- [What you should do]: The required output is a copy of each line in the material below that includes "icon".

- [Excerpted data]:
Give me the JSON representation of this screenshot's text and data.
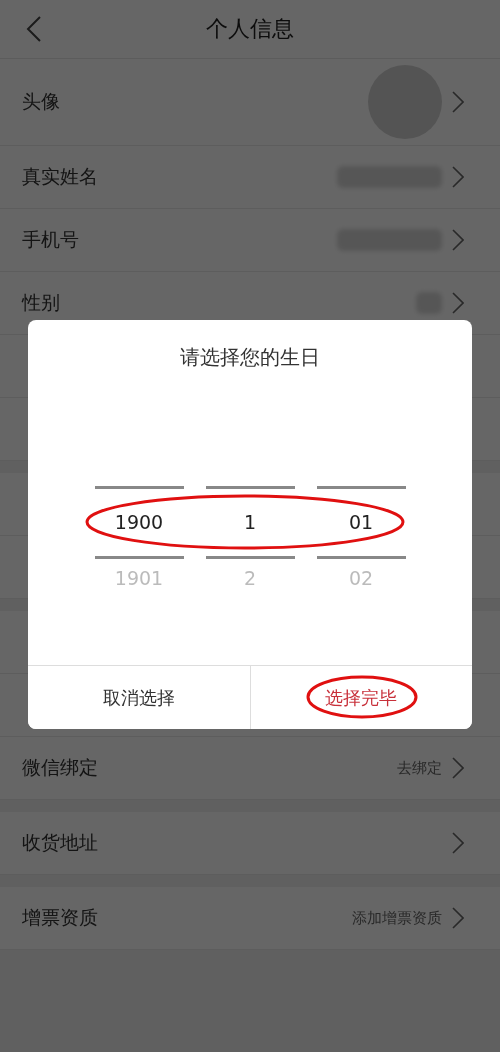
{
  "header": {
    "back": true,
    "title": "个人信息"
  },
  "sections": [
    {
      "rows": [
        {
          "kind": "avatar",
          "label": "头像"
        },
        {
          "kind": "blurred",
          "label": "真实姓名"
        },
        {
          "kind": "blurred",
          "label": "手机号"
        },
        {
          "kind": "blurred_short",
          "label": "性别"
        },
        {
          "kind": "hidden"
        },
        {
          "kind": "hidden"
        }
      ]
    },
    {
      "rows": [
        {
          "kind": "hidden"
        },
        {
          "kind": "hidden"
        }
      ]
    },
    {
      "rows": [
        {
          "kind": "hidden"
        },
        {
          "kind": "hidden"
        },
        {
          "kind": "text",
          "label": "微信绑定",
          "value": "去绑定"
        }
      ]
    },
    {
      "rows": [
        {
          "kind": "text",
          "label": "收货地址"
        }
      ]
    },
    {
      "rows": [
        {
          "kind": "text",
          "label": "增票资质",
          "value": "添加增票资质"
        }
      ]
    }
  ],
  "dialog": {
    "title": "请选择您的生日",
    "columns": [
      {
        "items": [
          {
            "label": "1900",
            "selected": true
          },
          {
            "label": "1901",
            "selected": false
          }
        ]
      },
      {
        "items": [
          {
            "label": "1",
            "selected": true
          },
          {
            "label": "2",
            "selected": false
          }
        ]
      },
      {
        "items": [
          {
            "label": "01",
            "selected": true
          },
          {
            "label": "02",
            "selected": false
          }
        ]
      }
    ],
    "selection_circled": true,
    "buttons": [
      {
        "label": "取消选择",
        "kind": "cancel",
        "circled": false
      },
      {
        "label": "选择完毕",
        "kind": "confirm",
        "circled": true
      }
    ]
  }
}
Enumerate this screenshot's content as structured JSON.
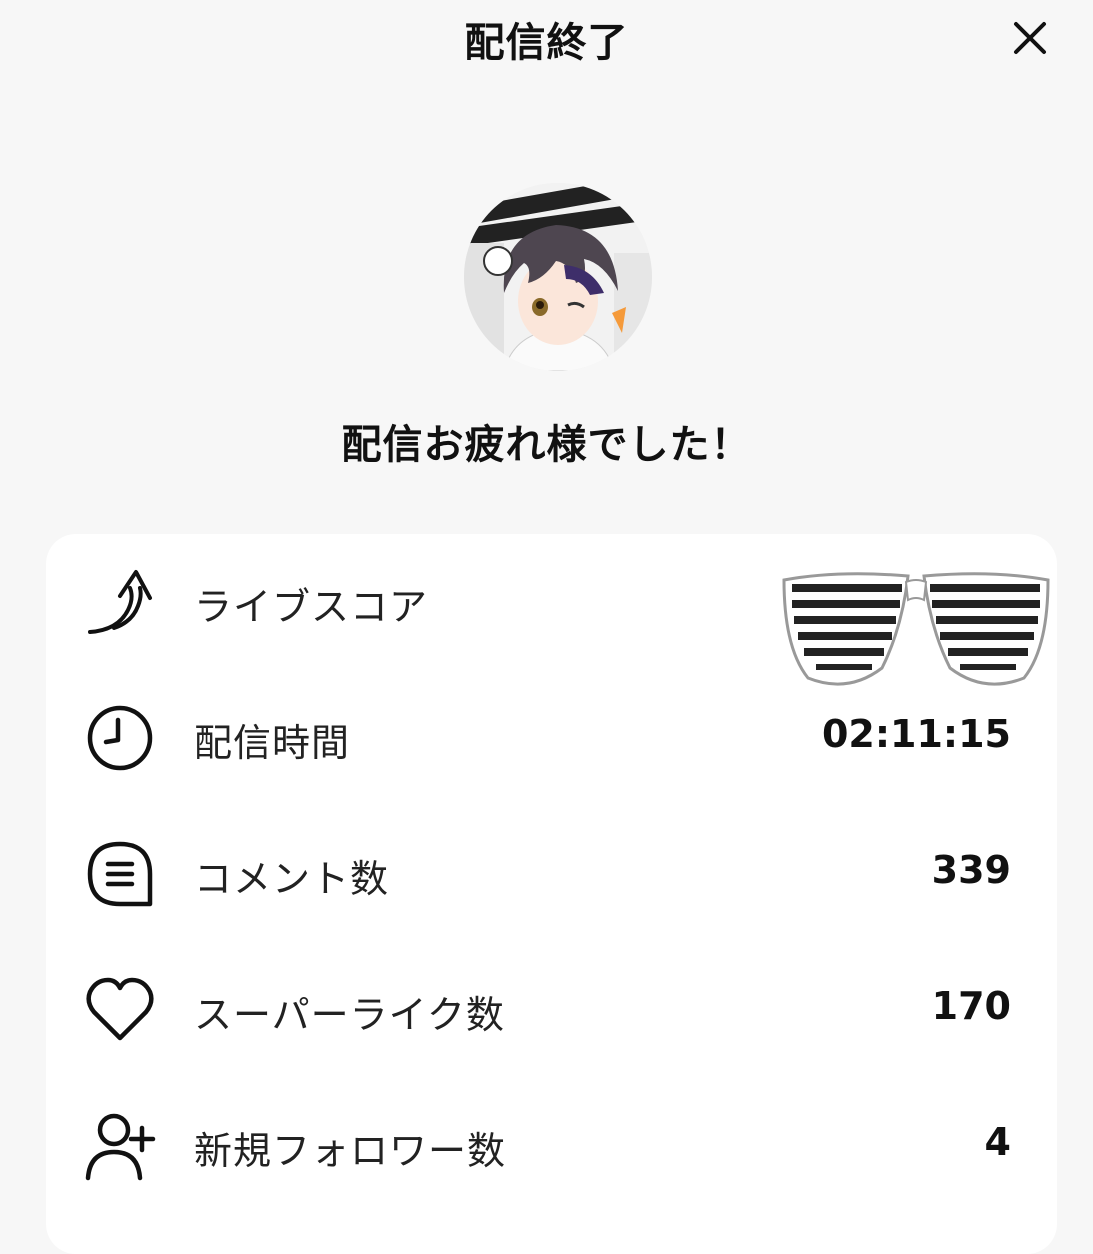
{
  "header": {
    "title": "配信終了",
    "close_icon": "close-icon"
  },
  "message": "配信お疲れ様でした！",
  "stats": [
    {
      "icon": "arrow-up-icon",
      "label": "ライブスコア",
      "value": ""
    },
    {
      "icon": "clock-icon",
      "label": "配信時間",
      "value": "02:11:15"
    },
    {
      "icon": "comment-icon",
      "label": "コメント数",
      "value": "339"
    },
    {
      "icon": "heart-icon",
      "label": "スーパーライク数",
      "value": "170"
    },
    {
      "icon": "user-plus-icon",
      "label": "新規フォロワー数",
      "value": "4"
    }
  ],
  "colors": {
    "background": "#f7f7f7",
    "card": "#ffffff",
    "text": "#111111"
  }
}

- [Reply]:
    "close_icon": "close-icon"
      "icon": "arrow-up-icon",
      "icon": "clock-icon",
      "icon": "comment-icon",
      "icon": "heart-icon",
      "icon": "user-plus-icon",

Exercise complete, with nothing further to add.